A monophonic octave pedal can only interpret one note at a time and produce an octave based on that note. These pedals can’t process all of the notes in a chord simultaneously and can make some crazy sounds when you try. Monophonic pedals also struggle with two notes that are played too closely together.
Sometimes, though, that crazy sound is what you want! As the pedal struggles to interpret the notes being played, they can produce a very cool glitchy effect that is difficult to replicate. At the same time, the effect of pushing out only one note at a time creates a punchy effect that makes solos cut through and demand attention. Jimi Hendrix made this effect famous in songs like “Purple Haze” and “Fire” while playing through the famous Roger Mayer Octavia.
Most of these early octave pedals delivered one octave higher than the note being played on the guitar. Eventually, pedal manufacturers began to make pedals that offer an octave down. As they noticed that guitarists pushed the gain on these pedals to achieve a natural overdrive, they began to embrace that aspect as well, leading to some very interesting fuzz and octave pedals. The MXR Blue Box is a monophonic octave fuzz pedal that creates a note two octaves down for some huge fuzzy sounds.
Polyphonic octave pedals
While monophonic octave pedals deliver some sweet tones, they are almost defined by their limitations. Polyphonic pedals, on the other hand, open up the possibilities of what octave pedals can do.

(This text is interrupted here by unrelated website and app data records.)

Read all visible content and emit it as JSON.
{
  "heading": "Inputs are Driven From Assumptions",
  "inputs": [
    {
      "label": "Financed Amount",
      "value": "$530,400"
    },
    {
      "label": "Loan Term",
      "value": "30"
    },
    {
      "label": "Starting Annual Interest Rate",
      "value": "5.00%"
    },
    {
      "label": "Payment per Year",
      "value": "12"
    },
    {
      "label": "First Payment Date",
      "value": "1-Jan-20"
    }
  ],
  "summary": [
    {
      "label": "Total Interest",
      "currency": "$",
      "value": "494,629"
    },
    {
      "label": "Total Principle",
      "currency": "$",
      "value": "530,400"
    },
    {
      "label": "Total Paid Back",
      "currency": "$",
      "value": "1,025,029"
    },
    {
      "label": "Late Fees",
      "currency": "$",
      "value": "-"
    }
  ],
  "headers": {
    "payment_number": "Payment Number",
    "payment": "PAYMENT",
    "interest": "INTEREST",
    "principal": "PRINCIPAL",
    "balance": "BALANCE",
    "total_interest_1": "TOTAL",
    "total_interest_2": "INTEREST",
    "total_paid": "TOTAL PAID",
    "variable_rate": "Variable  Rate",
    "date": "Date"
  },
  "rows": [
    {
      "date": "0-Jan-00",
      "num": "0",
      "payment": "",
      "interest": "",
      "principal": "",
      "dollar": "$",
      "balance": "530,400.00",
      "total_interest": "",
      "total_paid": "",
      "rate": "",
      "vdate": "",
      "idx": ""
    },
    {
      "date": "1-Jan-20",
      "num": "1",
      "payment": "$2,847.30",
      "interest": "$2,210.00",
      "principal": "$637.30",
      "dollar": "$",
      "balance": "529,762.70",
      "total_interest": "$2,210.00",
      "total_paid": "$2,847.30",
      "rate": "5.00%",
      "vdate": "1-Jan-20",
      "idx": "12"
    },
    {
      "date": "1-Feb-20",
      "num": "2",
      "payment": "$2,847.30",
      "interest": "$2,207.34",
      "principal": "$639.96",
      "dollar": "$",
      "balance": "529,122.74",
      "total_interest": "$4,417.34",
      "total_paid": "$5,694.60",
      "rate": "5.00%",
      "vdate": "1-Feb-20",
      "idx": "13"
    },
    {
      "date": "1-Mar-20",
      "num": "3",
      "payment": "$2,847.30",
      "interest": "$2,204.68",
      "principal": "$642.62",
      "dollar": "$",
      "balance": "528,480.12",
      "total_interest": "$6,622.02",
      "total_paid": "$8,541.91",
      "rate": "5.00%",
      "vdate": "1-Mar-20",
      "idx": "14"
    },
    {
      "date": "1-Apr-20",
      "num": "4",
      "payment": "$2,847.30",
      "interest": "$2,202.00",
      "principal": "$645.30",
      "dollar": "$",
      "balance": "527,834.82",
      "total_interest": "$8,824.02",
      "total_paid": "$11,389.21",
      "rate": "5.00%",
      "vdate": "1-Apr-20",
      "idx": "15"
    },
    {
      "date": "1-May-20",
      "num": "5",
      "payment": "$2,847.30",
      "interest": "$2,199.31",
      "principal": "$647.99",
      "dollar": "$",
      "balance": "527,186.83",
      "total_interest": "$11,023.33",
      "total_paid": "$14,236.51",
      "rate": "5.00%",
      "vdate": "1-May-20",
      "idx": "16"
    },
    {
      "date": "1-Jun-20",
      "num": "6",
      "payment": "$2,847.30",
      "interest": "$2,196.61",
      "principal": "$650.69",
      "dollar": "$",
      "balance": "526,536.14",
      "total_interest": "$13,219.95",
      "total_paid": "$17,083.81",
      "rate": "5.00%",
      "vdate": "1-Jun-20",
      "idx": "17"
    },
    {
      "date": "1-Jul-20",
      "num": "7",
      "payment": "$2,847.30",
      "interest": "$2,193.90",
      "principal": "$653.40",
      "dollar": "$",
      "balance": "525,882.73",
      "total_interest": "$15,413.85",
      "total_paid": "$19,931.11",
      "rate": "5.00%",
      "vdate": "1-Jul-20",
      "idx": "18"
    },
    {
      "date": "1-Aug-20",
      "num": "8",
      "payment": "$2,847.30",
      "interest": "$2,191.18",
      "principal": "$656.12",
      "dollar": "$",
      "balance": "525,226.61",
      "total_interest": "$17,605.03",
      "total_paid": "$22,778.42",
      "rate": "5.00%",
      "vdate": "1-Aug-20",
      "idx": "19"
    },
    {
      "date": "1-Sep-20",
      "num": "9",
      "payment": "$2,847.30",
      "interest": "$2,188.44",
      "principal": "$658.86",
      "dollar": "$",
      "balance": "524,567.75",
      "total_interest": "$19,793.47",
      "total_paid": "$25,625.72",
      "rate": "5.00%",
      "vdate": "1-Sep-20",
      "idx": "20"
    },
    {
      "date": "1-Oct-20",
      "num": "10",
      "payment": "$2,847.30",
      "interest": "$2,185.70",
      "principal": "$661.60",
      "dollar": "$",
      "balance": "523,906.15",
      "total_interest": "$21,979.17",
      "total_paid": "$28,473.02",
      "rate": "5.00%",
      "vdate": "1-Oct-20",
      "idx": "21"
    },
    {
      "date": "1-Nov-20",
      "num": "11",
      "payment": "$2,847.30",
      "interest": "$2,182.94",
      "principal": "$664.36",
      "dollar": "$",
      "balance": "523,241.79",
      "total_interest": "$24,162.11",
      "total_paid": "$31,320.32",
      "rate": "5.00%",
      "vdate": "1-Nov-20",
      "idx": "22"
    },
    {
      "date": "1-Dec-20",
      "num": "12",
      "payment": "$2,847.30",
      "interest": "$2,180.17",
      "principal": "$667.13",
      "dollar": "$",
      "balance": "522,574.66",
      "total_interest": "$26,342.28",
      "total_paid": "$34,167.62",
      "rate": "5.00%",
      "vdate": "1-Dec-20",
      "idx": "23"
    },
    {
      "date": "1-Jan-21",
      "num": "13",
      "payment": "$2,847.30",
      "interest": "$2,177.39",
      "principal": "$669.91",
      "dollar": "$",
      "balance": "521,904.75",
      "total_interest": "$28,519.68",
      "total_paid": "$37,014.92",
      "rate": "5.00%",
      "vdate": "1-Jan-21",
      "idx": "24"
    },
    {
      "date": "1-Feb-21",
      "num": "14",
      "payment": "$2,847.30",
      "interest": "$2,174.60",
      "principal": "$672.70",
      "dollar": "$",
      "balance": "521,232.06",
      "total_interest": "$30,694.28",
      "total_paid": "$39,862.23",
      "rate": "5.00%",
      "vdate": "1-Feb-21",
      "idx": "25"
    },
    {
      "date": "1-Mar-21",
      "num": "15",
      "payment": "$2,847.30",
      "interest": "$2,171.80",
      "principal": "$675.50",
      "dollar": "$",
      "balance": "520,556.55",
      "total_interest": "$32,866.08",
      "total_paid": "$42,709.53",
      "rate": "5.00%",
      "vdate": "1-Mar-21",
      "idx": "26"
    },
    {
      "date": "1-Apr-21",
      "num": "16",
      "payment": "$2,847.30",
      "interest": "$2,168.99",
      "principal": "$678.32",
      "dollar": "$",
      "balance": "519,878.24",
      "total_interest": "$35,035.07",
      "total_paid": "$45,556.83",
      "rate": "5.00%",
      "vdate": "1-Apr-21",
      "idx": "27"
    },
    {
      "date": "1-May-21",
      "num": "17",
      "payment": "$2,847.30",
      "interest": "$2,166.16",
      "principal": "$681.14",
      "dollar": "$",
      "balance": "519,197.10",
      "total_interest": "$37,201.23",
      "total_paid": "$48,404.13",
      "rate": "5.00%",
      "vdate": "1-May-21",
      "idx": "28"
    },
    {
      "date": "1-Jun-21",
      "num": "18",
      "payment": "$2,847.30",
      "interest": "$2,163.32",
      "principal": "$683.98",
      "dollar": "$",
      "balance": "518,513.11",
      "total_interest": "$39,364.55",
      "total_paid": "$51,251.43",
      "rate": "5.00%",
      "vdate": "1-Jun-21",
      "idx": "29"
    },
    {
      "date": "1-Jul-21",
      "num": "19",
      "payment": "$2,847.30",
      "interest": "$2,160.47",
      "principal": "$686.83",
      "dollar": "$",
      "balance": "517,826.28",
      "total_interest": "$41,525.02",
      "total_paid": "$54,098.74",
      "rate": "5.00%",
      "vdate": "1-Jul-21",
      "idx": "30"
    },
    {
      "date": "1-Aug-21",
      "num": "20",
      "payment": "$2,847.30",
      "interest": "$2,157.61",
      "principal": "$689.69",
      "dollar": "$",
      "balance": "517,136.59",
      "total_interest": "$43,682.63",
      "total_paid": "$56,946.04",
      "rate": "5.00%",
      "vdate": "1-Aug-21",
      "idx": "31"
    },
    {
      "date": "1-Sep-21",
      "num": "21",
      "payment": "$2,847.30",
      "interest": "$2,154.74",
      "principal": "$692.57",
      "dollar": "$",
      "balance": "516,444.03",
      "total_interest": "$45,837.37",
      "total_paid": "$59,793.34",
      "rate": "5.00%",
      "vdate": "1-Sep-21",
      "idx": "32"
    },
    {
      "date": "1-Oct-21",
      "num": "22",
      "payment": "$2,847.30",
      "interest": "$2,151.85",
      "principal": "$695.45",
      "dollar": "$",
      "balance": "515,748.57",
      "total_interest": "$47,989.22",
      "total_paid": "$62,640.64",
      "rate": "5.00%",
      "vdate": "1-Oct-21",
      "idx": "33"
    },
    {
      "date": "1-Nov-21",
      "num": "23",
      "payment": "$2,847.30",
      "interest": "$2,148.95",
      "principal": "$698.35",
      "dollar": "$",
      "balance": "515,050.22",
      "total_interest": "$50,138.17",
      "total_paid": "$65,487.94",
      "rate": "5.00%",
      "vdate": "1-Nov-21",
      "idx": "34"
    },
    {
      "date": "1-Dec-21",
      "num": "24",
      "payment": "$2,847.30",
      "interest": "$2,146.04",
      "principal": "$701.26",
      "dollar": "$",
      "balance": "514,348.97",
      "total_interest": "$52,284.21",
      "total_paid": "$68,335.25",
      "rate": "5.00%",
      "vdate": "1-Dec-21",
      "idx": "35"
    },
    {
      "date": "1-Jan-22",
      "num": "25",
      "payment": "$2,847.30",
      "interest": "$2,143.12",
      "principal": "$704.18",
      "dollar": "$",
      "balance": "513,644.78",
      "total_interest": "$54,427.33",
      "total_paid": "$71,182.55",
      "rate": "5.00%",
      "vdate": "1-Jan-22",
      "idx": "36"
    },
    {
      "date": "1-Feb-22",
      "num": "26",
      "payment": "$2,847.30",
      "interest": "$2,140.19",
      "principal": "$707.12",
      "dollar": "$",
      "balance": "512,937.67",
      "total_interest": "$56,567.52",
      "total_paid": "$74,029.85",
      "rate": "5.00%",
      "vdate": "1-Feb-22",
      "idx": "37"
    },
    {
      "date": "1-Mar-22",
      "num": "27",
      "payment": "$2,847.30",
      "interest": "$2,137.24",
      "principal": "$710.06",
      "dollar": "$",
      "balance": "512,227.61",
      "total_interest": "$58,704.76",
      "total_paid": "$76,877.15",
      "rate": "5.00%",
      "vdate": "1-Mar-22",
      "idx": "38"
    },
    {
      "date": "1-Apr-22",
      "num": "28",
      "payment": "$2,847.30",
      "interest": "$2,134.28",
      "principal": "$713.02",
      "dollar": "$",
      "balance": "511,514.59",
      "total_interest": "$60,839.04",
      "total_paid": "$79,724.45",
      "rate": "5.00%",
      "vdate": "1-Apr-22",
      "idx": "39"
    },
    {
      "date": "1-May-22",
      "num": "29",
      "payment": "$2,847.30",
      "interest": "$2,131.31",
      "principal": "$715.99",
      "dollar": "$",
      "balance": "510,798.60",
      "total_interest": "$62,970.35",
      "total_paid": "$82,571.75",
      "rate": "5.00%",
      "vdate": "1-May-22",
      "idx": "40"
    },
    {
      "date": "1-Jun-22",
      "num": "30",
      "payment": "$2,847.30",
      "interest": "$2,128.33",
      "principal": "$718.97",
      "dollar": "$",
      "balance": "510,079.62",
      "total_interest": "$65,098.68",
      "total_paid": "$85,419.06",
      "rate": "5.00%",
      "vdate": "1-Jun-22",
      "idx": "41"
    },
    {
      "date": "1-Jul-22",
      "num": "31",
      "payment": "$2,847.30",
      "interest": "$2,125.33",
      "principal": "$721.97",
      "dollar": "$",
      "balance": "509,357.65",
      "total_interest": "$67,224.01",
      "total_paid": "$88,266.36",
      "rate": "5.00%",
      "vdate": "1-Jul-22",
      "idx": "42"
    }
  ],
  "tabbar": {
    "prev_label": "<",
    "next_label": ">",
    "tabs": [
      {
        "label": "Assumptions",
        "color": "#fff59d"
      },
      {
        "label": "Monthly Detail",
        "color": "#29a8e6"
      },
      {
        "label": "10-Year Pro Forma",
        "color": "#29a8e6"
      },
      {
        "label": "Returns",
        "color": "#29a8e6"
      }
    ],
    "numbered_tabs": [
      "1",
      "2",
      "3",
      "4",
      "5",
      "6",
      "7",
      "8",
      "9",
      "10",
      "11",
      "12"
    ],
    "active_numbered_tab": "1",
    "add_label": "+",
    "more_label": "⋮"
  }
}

Boss released the first polyphonic octave pedal, the OC-3, in 2003. The most significant innovation in this pedal was the ability to process multiple notes simultaneously to create octaves. Combined with the dual outputs it provides, it allows two-piece bands and singer-songwriters to add bass to their sound. Fast digital tracking of the notes being fed to the pedal enables it to process octaves at lightning-fast speeds, so fast guitar solos and chords never glitch out.
While many polyphonic octave pedals offer a “monophonic mode” to offer the best of both worlds, some pedals are unapologetically polyphonic. These pedals begin to redefine what an octave pedal is and are capable of almost transforming the guitar into a different instrument.
Shortly after the Boss OC-3, Electro-Harmonix released the POG, which stands for polyphonic octave generator, then later, the POG2. These pedals look almost more like synthesizers than guitar pedals, and the sound is no different.
The POG is entirely polyphonic, with no monophonic settings available, and it does polyphony very well. The POG can handle big, complex chords with no problems whatsoever, producing up to three octaves for each note with zero glitches.
Individual controls of three different octaves allow the guitarist to create a wide variety of sounds. It can sound like a traditional octave pedal, a jangly 18-string guitar, or a Hammond organ. An onboard FX section allows different tone sculpting to sound like an electric synthesizer or a string orchestra.
Octave pedals have come a long way since Jimi rocked the Octavia. They fill a wide variety of needs, from adding more punch to solos to completely transforming the guitar. Some pedals are incredibly versatile and feature monophonic and polyphonic modes, while others lean into their strengths. Knowing what they do and how they work is key to understanding which one is right for you. Once you know that, there is a pedal for just about any need or budget.
If you’re thinking about buying or upgrading your current octave pedal read our article on the Best Octave Pedal for Guitar.